RECORDS TO USE:
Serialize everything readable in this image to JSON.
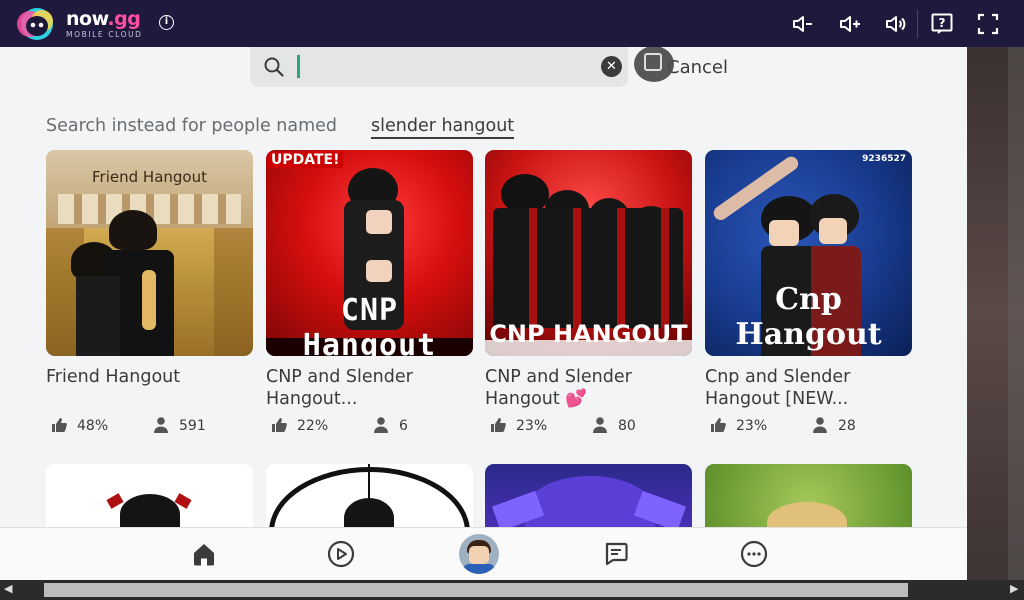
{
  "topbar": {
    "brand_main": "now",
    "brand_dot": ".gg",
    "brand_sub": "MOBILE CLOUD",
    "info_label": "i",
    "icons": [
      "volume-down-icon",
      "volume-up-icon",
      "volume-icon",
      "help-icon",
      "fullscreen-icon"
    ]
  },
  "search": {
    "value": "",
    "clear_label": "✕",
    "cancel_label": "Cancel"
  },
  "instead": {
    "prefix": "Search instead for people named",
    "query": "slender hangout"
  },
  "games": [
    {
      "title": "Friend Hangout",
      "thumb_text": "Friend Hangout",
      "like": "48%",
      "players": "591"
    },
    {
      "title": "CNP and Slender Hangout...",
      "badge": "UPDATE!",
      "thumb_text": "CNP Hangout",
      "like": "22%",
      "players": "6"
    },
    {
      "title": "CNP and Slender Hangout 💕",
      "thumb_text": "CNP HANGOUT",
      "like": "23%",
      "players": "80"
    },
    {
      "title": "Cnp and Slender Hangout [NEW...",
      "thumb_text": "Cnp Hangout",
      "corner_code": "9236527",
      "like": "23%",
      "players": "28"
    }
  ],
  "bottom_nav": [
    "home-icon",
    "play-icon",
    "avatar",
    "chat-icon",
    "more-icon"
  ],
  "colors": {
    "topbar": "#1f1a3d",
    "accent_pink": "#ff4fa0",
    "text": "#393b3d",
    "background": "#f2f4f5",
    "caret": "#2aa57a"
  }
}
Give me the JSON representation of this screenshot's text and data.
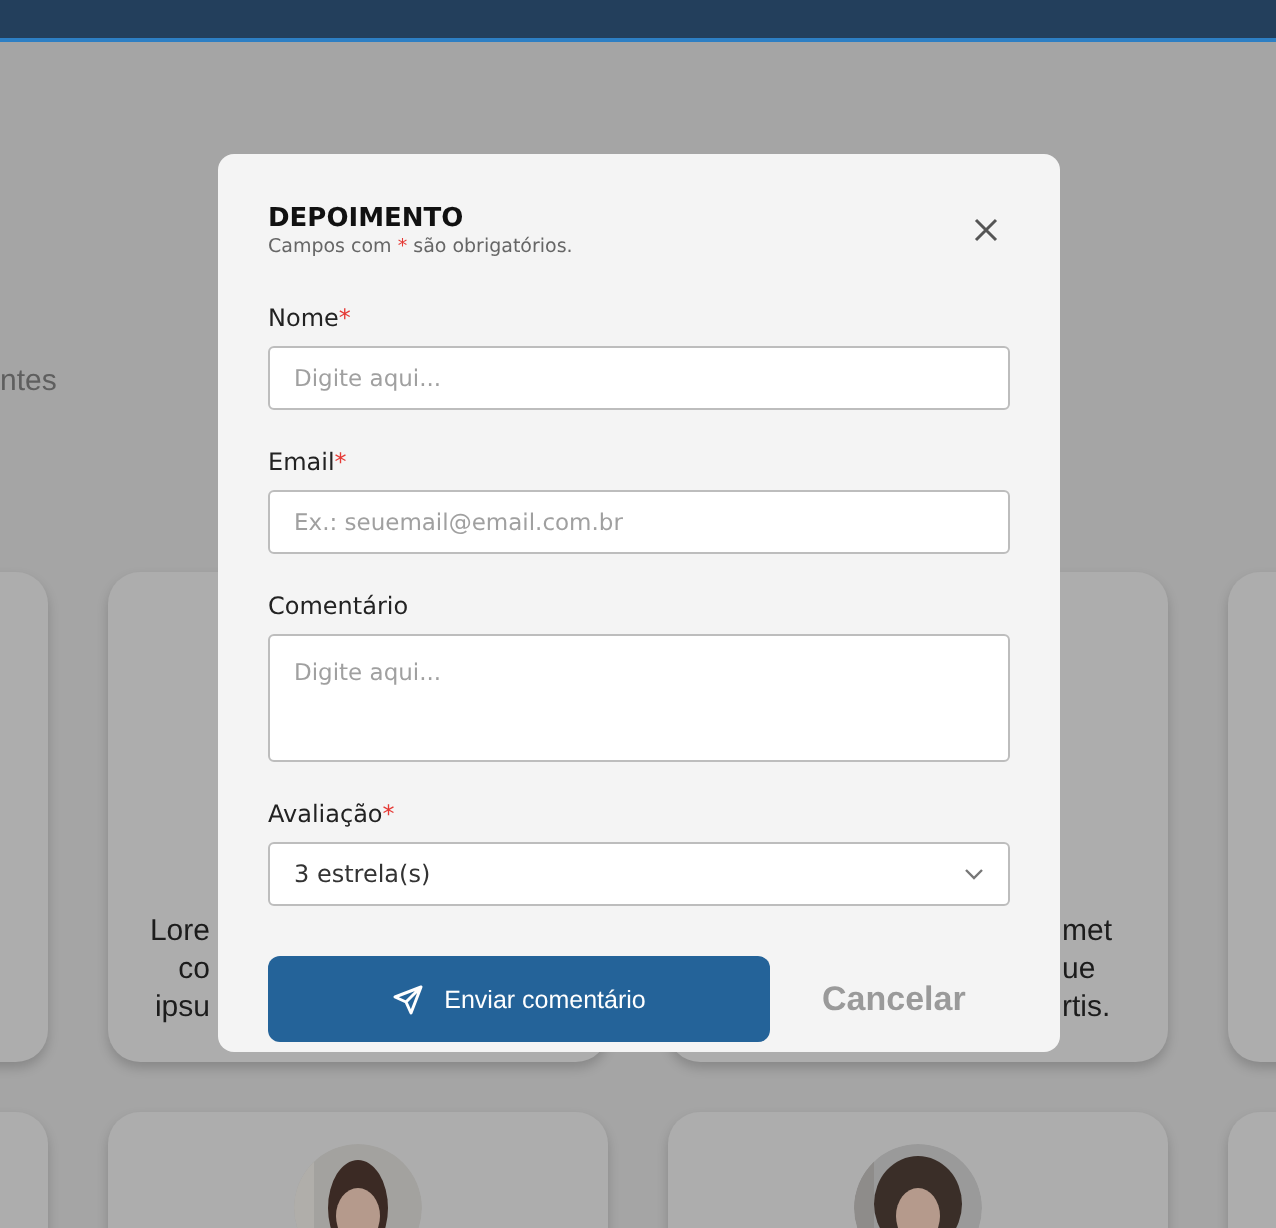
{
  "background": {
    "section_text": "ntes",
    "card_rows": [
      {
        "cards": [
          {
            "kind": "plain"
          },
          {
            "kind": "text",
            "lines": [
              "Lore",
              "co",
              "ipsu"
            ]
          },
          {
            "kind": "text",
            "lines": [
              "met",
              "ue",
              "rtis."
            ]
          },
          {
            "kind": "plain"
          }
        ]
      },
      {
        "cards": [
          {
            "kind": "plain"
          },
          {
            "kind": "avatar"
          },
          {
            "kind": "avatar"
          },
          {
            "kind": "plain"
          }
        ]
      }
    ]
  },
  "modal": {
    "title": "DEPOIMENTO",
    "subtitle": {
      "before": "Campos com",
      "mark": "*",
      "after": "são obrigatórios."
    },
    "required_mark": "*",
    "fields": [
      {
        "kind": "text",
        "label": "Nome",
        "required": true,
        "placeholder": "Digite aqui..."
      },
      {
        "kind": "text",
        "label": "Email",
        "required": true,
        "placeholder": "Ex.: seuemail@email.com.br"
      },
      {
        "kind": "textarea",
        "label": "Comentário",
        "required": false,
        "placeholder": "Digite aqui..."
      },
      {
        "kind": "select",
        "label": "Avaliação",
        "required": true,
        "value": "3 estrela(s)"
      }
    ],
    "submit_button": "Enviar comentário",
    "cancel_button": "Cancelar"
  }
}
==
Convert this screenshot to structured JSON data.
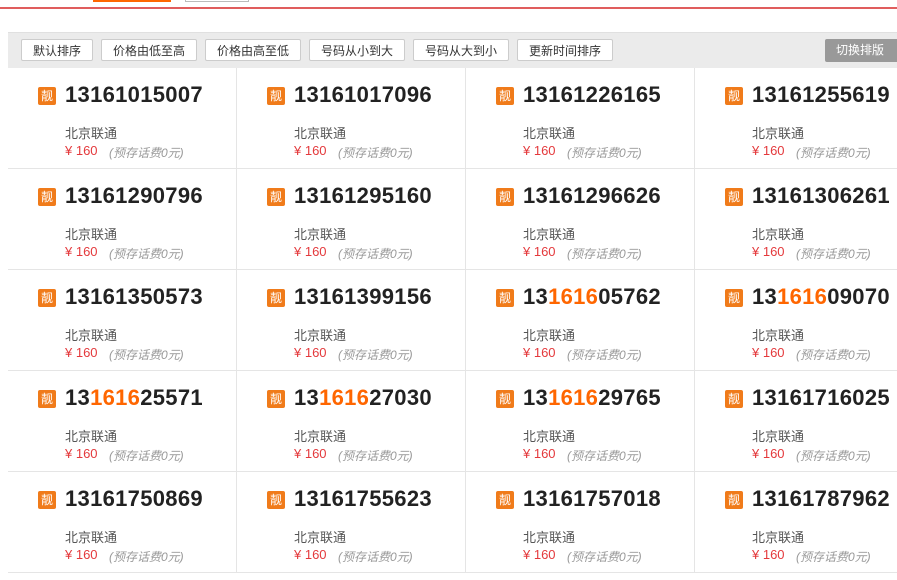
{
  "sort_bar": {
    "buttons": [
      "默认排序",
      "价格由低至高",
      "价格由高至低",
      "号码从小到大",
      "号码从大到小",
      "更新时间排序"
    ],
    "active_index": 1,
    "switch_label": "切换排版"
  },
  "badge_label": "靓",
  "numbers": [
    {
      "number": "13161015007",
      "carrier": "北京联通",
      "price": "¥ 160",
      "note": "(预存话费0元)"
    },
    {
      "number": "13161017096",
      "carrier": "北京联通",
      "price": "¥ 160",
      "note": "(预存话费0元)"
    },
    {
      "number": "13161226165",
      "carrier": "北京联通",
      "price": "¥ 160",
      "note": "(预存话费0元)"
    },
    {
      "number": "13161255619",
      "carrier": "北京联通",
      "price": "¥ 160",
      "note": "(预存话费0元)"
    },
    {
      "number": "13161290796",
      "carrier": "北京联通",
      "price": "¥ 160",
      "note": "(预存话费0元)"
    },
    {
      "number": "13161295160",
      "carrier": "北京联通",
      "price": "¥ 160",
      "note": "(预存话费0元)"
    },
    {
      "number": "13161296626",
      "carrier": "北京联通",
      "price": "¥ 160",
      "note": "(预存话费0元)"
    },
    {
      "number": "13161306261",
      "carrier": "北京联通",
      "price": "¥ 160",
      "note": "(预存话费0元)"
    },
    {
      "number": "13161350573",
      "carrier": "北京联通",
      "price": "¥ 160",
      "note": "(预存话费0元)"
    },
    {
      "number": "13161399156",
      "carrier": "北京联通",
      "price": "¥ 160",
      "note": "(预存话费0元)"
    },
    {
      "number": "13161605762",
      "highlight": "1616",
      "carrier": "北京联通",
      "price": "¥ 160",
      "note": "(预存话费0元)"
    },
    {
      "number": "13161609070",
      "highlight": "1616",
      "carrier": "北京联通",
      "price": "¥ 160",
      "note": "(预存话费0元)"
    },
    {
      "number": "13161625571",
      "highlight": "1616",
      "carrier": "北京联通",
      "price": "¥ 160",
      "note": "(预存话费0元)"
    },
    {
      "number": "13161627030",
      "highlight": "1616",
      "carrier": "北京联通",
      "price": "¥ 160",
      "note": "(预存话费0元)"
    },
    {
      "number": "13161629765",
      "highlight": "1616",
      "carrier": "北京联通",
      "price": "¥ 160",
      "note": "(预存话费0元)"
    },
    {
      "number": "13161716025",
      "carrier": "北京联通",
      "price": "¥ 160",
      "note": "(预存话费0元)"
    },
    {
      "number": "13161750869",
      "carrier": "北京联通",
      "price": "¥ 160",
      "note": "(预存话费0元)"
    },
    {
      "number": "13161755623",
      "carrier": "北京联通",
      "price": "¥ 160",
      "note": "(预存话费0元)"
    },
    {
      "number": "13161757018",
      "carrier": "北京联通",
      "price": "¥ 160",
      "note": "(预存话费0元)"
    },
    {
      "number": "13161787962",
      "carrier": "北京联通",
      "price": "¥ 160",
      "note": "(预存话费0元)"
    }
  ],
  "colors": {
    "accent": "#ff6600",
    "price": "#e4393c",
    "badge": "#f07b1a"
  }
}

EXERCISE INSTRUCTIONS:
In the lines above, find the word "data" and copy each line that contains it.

THE COMPLETED TASK:
Give me the JSON representation of this screenshot's text and data.
Convert this screenshot to structured JSON data.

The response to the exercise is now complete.